Britain's 1000-year prominence on the international stage endures. Posterity owes the English language (spoken now by more than half the world's population) a tradition of democratic freedom, governmental and legal systems which have been adapted in many countries, and world figures in science, literature, and the arts. The "British Inheritance" is shared not just by the peoples of the UK but also by those of many lands--the U.S.A., Canada, Australia, New Zealand, Africa, and India--which were once its colonies and are now its allies and partners. [via]

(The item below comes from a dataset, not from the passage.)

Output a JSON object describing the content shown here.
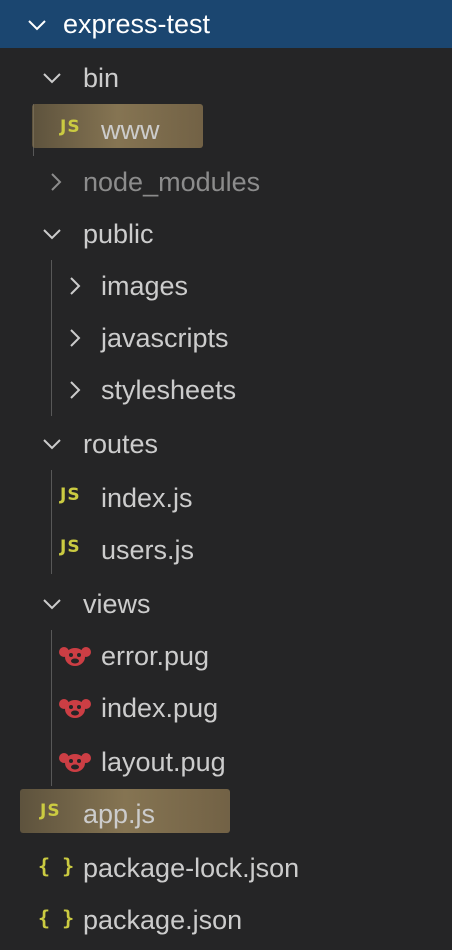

Britain's rich historical heritage is evident in the great archive and manuscript collections found in such institutions as the Public Record Office, British Library, National Library of Scotland, Scottish Record Office, and National Library of Wales. From King Arthur, Alfred the Great, and William the Conqueror to the end of the Empire, swinging England of the 1960s, and the multicultural Britain of the '90s, this volume displays, in chronological order, key documents which illuminate defining moments in British history. The documents are accompanied by lively commentaries by experts and curators, placing the material in context and explaining its significance. Alongside such major treasures as the Domesday Book and Magna Carta are many less-well-known but nonetheless fascinating items such as Oscar Wilde's calling card and the last letter of Mary, Queen of Scots.
Superbly illustrated in color throughout, with a brief introduction, this authoritative and accessible book will appeal to anyone with an interest in history, politics, and culture.